Chilean pension funds are boosting holdings of foreign bonds to record levels as they turn to debt from countries such as Brazil and Mexico after a dearth of local corporate sales pushed yields to a two-year low.
Chile's six private pension funds tripled holdings of foreign fixed-income assets in the past 12 months to $20 billion at the end of July, while cutting local holdings by $2.5 billion, according to the industry's regulator.
The average peso-denominated corporate bond yield tumbled to 3.72% on Aug. 24, the lowest since April 2008, after a decline in offerings cut the supply of the securities, according to Santiago-based data company LVA Indices. In Brazil, by comparison, local corporate bonds pay yields linked to the country's benchmark 10.75% overnight rate.

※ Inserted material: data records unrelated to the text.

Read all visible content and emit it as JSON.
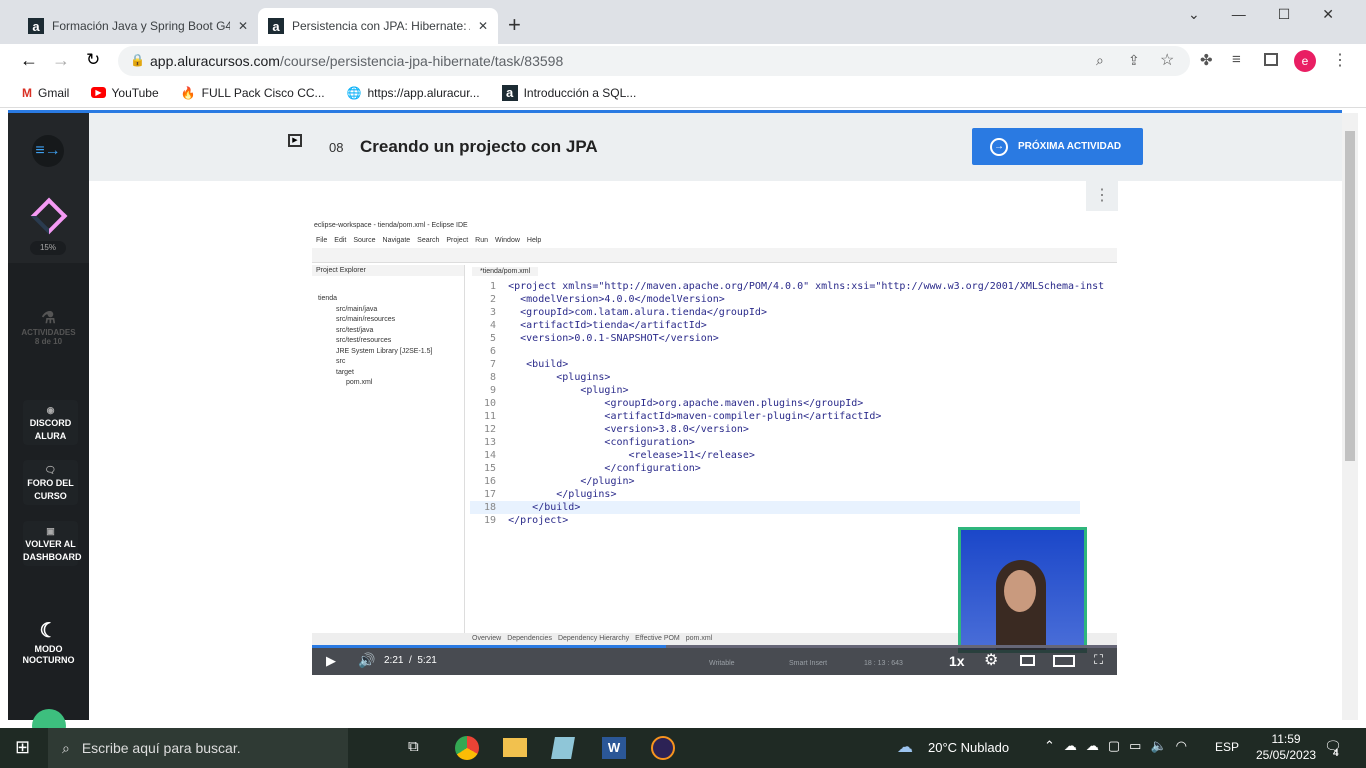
{
  "browser": {
    "tabs": [
      {
        "title": "Formación Java y Spring Boot G4",
        "active": false
      },
      {
        "title": "Persistencia con JPA: Hibernate: A",
        "active": true
      }
    ],
    "new_tab": "+",
    "url_host": "app.aluracursos.com",
    "url_path": "/course/persistencia-jpa-hibernate/task/83598",
    "bookmarks": [
      {
        "label": "Gmail",
        "icon": "gmail-icon"
      },
      {
        "label": "YouTube",
        "icon": "youtube-icon"
      },
      {
        "label": "FULL Pack Cisco CC...",
        "icon": "fire-icon"
      },
      {
        "label": "https://app.aluracur...",
        "icon": "globe-icon"
      },
      {
        "label": "Introducción a SQL...",
        "icon": "alura-icon"
      }
    ],
    "profile_initial": "e"
  },
  "sidebar": {
    "progress": "15%",
    "progress_value": 15,
    "activities_label": "ACTIVIDADES",
    "activities_count": "8 de 10",
    "buttons": [
      {
        "l1": "DISCORD",
        "l2": "ALURA"
      },
      {
        "l1": "FORO DEL",
        "l2": "CURSO"
      },
      {
        "l1": "VOLVER AL",
        "l2": "DASHBOARD"
      }
    ],
    "night_l1": "MODO",
    "night_l2": "NOCTURNO"
  },
  "header": {
    "number": "08",
    "title": "Creando un projecto con JPA",
    "next_button": "PRÓXIMA ACTIVIDAD"
  },
  "video": {
    "eclipse_title": "eclipse-workspace - tienda/pom.xml - Eclipse IDE",
    "menu": [
      "File",
      "Edit",
      "Source",
      "Navigate",
      "Search",
      "Project",
      "Run",
      "Window",
      "Help"
    ],
    "explorer_title": "Project Explorer",
    "tree": [
      "tienda",
      "src/main/java",
      "src/main/resources",
      "src/test/java",
      "src/test/resources",
      "JRE System Library [J2SE-1.5]",
      "src",
      "target",
      "pom.xml"
    ],
    "editor_tab": "*tienda/pom.xml",
    "code": [
      "<project xmlns=\"http://maven.apache.org/POM/4.0.0\" xmlns:xsi=\"http://www.w3.org/2001/XMLSchema-inst",
      "  <modelVersion>4.0.0</modelVersion>",
      "  <groupId>com.latam.alura.tienda</groupId>",
      "  <artifactId>tienda</artifactId>",
      "  <version>0.0.1-SNAPSHOT</version>",
      "",
      "   <build>",
      "        <plugins>",
      "            <plugin>",
      "                <groupId>org.apache.maven.plugins</groupId>",
      "                <artifactId>maven-compiler-plugin</artifactId>",
      "                <version>3.8.0</version>",
      "                <configuration>",
      "                    <release>11</release>",
      "                </configuration>",
      "            </plugin>",
      "        </plugins>",
      "    </build>",
      "</project>"
    ],
    "pom_tabs": [
      "Overview",
      "Dependencies",
      "Dependency Hierarchy",
      "Effective POM",
      "pom.xml"
    ],
    "status": [
      "Writable",
      "Smart Insert",
      "18 : 13 : 643"
    ],
    "current_time": "2:21",
    "duration": "5:21",
    "separator": "/",
    "progress_fraction": 0.44,
    "speed": "1x"
  },
  "taskbar": {
    "search_placeholder": "Escribe aquí para buscar.",
    "weather": "20°C  Nublado",
    "lang": "ESP",
    "time": "11:59",
    "date": "25/05/2023",
    "notifications": "4"
  }
}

“More adventurous investors can buy in other countries in the region where yields are more attractive and swap into local currency,” Ricardo Gomez, head of fixed income at Larrain Vial in Santiago, said in an Aug. 18 telephone interview. “There are opportunities in Brazil, Colombia and Mexico.”
Overseas bond investments can return a yield of more than 500 basis points, or five percentage points, over interest-rate swaps, compared with less than 350 basis points for Chilean bonds, said Rodrigo Nader, who runs a $427 million closed-end fund at Santiago-based Celfin Capital. About 80% of his Deuda Latinoamericana fund is invested in Brazilian and Mexican corporate debt, followed by bonds from Colombia, Peru and international bonds sold by Chilean companies, he said.
Mr. Nader said he plans to reopen his fund to investors in September after selling out of fund quotas in June. “There's a lot of demand,” he said in a telephone interview.
Chilean companies and banks sold $2.4 billion of local bonds in the first seven months of this year, down from $4.1 billion in the year-earlier period, according to the Bolsa de Comercio de Santiago, Santiago's stock exchange. Companies sold a record $7.5 billion in all of 2009 as they took advantage of a temporary suspension of the 1.2% stamp duty on credit.
The $20 billion that pension funds had in foreign fixed-income holdings accounted for a record 16% of their total assets under management last month, according to the pension regulator. The percentage is up from 6.2%, or $6.4 billion, in July 2009 and 0.1% in July 2007, according to the regulator, which doesn't report fixed-income holdings by country.